DENVER -- Even in the world of high school baseball, there's a fine line between initiation and bullying.
"When somebody's just bullying you constantly, I mean your team is like your family away from your family, and if you can't feel safe there, where can you feel safe?" said student athlete Millie Micho.
News this week of NFL veteran Richie Incognito's behavior on and off the field, like his tirade in a bar, is being used as a teaching moment for student leaders from all over the metro area.
They debated the nuances between hazing, harassing and outright bullying, many of them athletes themselves.
"I think that's just absurd to have that happen on the football field especially in your own locker room as your own teammates," said Brody Westmorland.
Ruben Nieves is a two-time College Coach of the Year. He speaks all over the country to those who can prevent the next generation of bullying victims.
"Today's message is that hazing and bullying happen everywhere and just because it's been happening for a long time doesn't make it right," Nieves said.

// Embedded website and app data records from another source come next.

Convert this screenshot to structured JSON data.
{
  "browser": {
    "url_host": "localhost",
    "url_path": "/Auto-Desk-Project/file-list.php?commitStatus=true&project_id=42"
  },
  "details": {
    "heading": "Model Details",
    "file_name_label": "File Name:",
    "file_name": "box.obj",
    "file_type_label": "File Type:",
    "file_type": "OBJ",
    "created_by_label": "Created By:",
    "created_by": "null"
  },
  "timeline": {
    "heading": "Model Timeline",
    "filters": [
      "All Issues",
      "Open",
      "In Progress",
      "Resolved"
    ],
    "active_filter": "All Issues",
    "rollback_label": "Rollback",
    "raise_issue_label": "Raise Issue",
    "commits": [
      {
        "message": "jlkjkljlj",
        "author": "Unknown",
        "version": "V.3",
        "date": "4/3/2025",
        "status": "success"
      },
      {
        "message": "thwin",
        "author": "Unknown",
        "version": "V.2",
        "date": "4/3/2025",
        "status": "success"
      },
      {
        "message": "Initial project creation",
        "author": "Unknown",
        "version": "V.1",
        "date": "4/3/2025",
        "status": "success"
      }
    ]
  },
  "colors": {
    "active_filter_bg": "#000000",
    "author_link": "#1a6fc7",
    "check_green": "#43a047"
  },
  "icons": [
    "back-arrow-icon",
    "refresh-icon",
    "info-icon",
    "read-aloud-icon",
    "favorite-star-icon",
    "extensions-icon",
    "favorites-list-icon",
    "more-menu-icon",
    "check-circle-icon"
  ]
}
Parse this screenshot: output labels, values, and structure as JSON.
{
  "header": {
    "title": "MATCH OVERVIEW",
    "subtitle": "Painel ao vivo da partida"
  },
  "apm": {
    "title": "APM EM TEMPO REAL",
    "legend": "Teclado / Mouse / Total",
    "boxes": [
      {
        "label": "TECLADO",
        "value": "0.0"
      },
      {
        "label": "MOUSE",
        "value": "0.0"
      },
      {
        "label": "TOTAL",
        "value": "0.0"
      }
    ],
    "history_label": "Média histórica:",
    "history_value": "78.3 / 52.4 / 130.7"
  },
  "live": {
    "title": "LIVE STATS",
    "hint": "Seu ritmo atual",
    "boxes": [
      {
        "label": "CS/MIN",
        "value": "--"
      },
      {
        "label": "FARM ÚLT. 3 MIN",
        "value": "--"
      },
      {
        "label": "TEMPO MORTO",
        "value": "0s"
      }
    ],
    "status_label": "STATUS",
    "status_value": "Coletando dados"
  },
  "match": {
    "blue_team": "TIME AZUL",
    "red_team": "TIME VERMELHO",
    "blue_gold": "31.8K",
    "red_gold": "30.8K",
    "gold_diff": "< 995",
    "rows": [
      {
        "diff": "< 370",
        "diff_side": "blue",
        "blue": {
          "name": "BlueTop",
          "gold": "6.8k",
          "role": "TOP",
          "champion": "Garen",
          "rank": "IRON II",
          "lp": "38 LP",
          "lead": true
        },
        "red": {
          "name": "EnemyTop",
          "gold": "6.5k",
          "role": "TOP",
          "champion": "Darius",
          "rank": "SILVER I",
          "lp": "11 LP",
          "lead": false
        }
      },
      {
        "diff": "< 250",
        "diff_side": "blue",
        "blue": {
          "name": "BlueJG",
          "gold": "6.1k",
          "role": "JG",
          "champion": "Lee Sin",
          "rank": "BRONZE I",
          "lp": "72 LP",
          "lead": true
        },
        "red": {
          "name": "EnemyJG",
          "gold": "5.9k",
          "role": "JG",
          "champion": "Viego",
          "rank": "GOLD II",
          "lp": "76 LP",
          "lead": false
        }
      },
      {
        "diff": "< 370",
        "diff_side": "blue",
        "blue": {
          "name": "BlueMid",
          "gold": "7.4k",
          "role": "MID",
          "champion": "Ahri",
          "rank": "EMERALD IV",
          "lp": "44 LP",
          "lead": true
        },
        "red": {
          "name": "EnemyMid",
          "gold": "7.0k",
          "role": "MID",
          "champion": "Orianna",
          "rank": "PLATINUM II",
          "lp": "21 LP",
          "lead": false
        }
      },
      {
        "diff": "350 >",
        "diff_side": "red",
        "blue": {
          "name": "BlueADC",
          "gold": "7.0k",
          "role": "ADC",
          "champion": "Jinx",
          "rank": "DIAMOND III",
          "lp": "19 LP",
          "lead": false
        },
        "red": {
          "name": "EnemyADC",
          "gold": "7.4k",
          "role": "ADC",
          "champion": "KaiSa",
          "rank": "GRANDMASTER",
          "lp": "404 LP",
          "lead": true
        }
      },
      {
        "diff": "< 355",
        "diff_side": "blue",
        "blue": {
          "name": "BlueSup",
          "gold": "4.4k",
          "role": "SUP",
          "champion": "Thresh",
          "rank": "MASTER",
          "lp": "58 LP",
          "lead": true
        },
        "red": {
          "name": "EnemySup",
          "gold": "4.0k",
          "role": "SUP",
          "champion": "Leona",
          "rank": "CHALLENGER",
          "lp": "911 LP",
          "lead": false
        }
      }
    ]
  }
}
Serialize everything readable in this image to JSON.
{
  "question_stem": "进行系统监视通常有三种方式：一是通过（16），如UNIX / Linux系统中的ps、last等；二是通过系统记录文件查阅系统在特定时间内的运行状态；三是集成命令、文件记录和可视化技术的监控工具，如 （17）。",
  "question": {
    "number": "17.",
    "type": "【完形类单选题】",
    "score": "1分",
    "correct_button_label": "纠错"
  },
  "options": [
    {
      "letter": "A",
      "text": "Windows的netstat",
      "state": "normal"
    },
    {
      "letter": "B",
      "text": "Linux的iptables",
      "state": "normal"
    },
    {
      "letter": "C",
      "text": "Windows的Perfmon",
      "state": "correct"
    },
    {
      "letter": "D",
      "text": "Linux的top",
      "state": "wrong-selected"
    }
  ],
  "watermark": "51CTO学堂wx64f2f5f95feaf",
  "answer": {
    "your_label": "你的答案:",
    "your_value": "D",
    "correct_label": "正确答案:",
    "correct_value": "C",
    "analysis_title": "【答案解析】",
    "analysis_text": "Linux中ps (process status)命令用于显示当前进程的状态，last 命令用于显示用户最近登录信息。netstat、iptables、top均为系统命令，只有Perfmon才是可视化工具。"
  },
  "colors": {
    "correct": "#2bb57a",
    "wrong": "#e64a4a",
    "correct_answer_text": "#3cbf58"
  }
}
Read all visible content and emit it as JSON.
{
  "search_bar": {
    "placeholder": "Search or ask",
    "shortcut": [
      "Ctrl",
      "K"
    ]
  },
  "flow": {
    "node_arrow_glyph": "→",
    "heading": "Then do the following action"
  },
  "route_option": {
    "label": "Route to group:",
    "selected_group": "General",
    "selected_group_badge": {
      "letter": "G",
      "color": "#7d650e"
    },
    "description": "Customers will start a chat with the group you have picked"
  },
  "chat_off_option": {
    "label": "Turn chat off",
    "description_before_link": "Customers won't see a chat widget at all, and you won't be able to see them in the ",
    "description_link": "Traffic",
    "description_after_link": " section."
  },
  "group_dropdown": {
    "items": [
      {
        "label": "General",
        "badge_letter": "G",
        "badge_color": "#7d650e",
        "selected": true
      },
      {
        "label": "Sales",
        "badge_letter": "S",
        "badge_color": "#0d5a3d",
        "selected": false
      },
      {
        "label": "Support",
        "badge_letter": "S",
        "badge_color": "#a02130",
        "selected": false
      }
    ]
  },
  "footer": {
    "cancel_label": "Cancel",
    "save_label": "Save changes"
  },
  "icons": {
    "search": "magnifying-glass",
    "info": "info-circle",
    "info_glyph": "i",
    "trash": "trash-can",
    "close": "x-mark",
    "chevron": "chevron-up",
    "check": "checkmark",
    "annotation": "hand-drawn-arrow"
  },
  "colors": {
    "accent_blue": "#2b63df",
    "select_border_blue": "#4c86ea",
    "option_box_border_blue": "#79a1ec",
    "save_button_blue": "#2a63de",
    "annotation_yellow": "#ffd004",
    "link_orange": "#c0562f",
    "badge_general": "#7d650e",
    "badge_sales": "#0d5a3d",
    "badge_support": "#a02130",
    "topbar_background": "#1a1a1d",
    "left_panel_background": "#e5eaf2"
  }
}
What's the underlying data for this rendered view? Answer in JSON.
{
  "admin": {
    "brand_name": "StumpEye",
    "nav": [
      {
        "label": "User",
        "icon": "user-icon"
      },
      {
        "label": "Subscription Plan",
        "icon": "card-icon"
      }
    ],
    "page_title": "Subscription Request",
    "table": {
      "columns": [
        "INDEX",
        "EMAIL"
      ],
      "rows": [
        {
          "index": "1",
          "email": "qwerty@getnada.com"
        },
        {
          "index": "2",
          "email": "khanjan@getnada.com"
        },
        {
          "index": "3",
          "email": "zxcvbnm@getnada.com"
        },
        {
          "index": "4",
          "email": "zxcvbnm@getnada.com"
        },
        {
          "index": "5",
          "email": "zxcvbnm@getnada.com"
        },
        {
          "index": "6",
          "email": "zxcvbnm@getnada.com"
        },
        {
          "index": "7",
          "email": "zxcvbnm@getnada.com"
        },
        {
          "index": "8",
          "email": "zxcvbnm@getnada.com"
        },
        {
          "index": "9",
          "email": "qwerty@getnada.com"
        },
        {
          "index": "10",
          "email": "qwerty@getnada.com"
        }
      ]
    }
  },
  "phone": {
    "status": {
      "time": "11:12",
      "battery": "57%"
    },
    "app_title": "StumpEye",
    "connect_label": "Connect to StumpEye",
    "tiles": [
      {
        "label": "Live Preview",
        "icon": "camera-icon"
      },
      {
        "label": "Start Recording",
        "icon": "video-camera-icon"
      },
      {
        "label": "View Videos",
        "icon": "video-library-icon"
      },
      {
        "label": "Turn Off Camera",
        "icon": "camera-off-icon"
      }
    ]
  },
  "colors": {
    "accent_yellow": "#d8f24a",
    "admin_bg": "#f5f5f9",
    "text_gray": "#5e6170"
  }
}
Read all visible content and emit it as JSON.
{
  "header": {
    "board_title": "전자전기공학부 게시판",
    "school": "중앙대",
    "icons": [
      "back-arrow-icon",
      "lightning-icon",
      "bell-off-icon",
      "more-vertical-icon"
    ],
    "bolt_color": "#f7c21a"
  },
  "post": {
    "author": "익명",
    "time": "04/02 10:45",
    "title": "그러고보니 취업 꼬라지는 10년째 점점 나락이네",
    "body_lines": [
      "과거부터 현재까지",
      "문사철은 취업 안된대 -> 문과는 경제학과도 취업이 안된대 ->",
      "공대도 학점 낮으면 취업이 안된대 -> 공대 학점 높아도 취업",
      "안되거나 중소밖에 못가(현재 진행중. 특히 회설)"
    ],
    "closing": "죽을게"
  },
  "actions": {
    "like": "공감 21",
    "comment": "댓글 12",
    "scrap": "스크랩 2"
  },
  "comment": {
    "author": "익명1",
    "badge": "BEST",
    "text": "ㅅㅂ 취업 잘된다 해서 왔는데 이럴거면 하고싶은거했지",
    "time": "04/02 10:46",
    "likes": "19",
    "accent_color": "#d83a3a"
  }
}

"If you yell at me I'm going to be like, 'Oh well I'll show you.' But then I know that there's the people that you have to be like 'Hey good job. Good job. Good job' and I think that's probably one of the hardest things trying to find the middle line," said Micho.